THE INPUT Start Marker

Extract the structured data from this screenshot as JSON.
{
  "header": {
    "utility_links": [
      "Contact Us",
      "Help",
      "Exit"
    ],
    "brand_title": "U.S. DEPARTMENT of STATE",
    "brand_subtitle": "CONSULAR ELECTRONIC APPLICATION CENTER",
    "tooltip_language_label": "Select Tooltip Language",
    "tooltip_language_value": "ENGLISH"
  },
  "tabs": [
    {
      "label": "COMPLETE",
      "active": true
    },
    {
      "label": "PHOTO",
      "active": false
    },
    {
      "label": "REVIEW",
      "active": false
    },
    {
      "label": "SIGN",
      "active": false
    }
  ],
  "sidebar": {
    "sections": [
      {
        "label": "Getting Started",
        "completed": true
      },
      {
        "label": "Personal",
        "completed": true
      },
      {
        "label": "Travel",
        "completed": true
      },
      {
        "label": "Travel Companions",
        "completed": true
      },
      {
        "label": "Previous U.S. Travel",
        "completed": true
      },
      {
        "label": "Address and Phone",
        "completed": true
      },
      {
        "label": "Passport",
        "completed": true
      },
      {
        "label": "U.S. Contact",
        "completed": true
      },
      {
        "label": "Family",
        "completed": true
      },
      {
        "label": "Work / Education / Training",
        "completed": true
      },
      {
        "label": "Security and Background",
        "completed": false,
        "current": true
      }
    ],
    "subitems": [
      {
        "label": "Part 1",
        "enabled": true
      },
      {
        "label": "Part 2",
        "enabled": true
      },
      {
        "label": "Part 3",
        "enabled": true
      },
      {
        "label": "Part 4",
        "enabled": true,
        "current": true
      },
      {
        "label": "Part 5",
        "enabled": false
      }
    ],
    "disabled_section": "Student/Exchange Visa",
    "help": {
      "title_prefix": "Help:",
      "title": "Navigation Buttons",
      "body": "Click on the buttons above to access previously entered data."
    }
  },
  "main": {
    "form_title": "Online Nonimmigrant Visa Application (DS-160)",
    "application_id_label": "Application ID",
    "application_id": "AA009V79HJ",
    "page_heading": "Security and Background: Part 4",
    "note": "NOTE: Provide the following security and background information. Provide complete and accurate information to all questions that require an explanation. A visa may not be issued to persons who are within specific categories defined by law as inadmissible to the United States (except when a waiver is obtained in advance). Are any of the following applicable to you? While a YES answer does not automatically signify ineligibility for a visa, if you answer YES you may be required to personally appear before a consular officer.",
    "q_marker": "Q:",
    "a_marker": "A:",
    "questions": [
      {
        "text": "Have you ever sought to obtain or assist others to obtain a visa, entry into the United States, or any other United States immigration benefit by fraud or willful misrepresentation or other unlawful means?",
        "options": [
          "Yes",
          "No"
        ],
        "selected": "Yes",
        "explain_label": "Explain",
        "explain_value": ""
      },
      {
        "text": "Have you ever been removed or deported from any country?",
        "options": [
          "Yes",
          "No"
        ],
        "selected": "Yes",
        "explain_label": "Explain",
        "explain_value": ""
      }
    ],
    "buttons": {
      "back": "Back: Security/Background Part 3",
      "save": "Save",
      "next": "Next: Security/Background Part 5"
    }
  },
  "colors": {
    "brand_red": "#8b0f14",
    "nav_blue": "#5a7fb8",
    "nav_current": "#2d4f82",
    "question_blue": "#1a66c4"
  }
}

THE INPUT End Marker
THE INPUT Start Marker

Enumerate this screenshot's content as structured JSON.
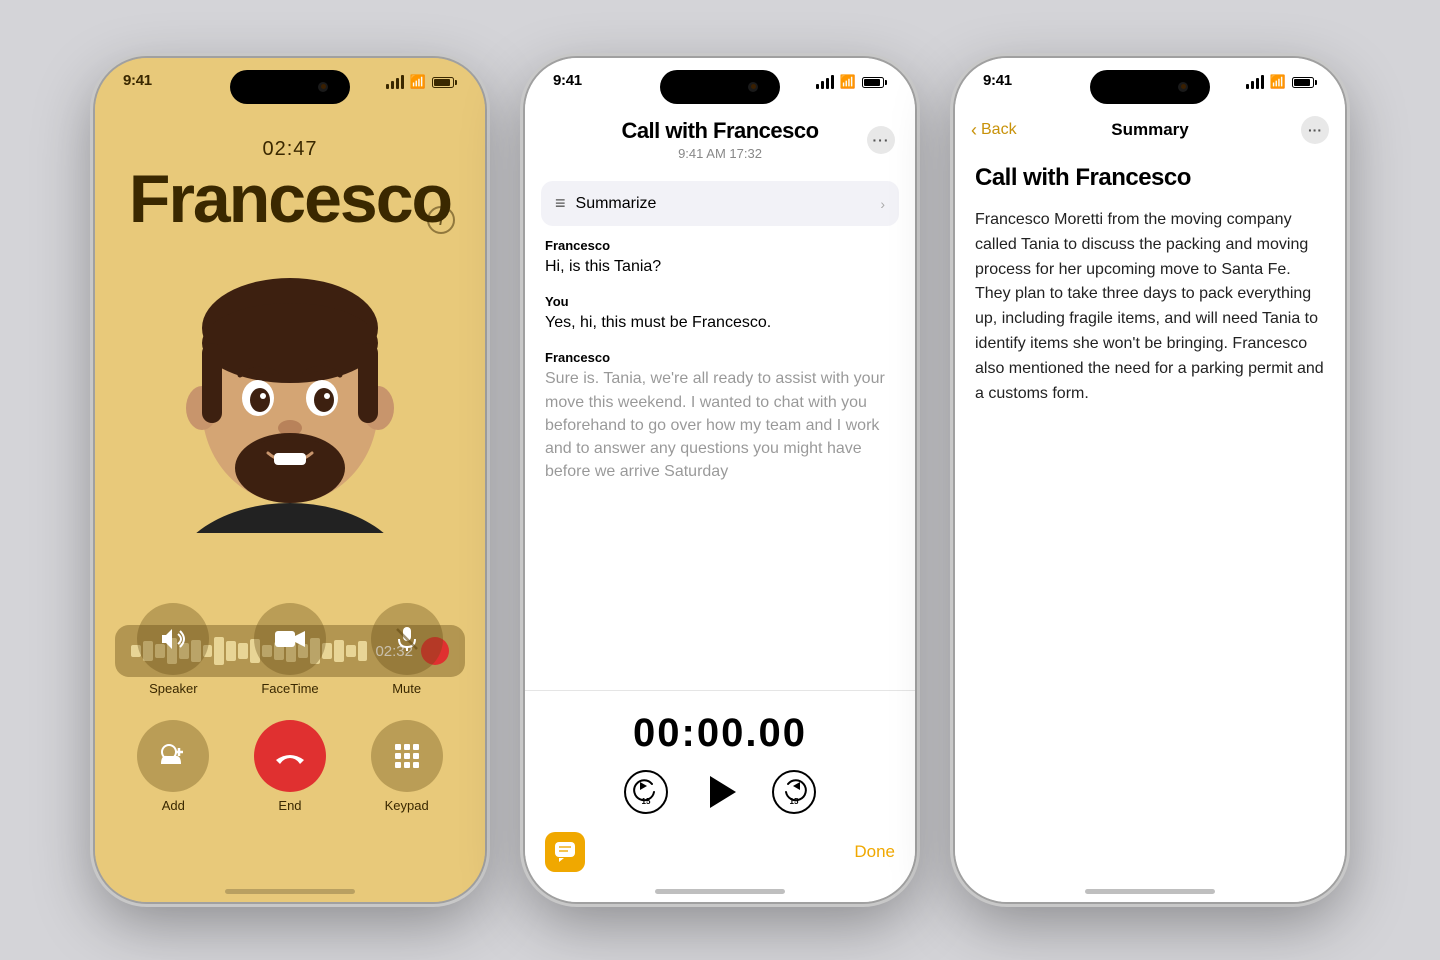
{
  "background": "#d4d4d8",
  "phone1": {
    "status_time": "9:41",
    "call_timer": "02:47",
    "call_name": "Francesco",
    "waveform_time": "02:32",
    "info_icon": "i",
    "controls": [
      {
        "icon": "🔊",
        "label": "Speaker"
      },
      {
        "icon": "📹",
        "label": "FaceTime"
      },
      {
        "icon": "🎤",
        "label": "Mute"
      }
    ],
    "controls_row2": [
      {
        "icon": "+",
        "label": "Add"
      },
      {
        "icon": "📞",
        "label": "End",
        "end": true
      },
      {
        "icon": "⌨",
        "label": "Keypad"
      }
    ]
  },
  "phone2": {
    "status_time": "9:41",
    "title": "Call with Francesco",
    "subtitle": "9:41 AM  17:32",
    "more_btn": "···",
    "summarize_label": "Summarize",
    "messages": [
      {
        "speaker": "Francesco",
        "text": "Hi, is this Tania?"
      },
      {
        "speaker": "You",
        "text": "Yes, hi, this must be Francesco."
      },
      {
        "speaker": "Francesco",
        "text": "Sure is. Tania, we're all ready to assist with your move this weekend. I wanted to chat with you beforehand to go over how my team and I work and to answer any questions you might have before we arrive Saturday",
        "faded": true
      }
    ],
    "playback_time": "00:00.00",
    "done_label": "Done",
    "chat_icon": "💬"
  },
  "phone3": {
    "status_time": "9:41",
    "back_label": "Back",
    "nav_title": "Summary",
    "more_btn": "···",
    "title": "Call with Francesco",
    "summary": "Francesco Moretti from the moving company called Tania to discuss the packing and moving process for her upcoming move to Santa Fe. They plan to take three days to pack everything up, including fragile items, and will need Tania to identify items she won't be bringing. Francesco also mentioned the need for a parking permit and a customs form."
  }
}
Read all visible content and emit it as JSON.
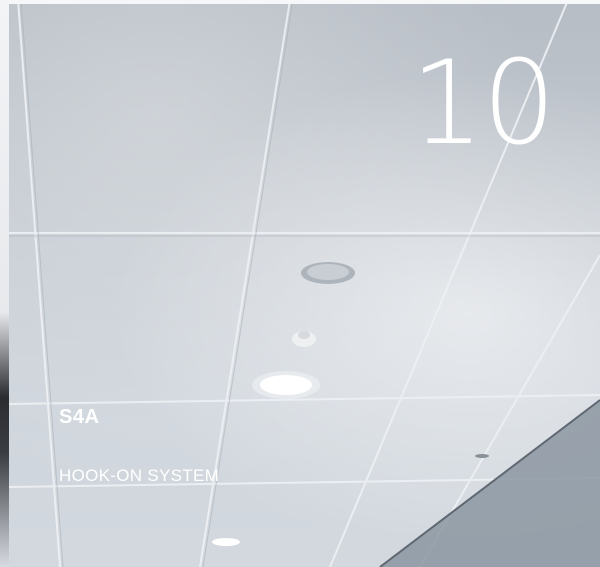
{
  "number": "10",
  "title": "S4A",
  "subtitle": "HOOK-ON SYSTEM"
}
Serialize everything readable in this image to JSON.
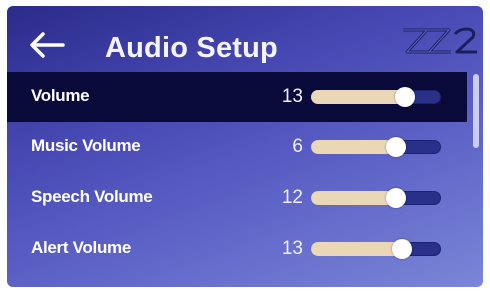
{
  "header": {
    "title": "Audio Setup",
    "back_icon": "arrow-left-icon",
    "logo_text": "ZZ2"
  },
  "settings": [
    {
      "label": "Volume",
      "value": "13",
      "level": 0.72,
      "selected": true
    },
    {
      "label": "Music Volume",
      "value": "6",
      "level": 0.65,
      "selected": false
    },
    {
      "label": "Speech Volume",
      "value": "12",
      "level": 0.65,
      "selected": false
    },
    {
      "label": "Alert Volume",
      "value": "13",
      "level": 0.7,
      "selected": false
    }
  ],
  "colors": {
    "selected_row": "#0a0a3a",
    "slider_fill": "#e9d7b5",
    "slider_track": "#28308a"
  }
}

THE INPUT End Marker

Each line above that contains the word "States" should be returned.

• [ANSWER FOR THE TASK]:
    "note": "NOTE: Provide the following security and background information. Provide complete and accurate information to all questions that require an explanation. A visa may not be issued to persons who are within specific categories defined by law as inadmissible to the United States (except when a waiver is obtained in advance). Are any of the following applicable to you? While a YES answer does not automatically signify ineligibility for a visa, if you answer YES you may be required to personally appear before a consular officer.",
        "text": "Have you ever sought to obtain or assist others to obtain a visa, entry into the United States, or any other United States immigration benefit by fraud or willful misrepresentation or other unlawful means?",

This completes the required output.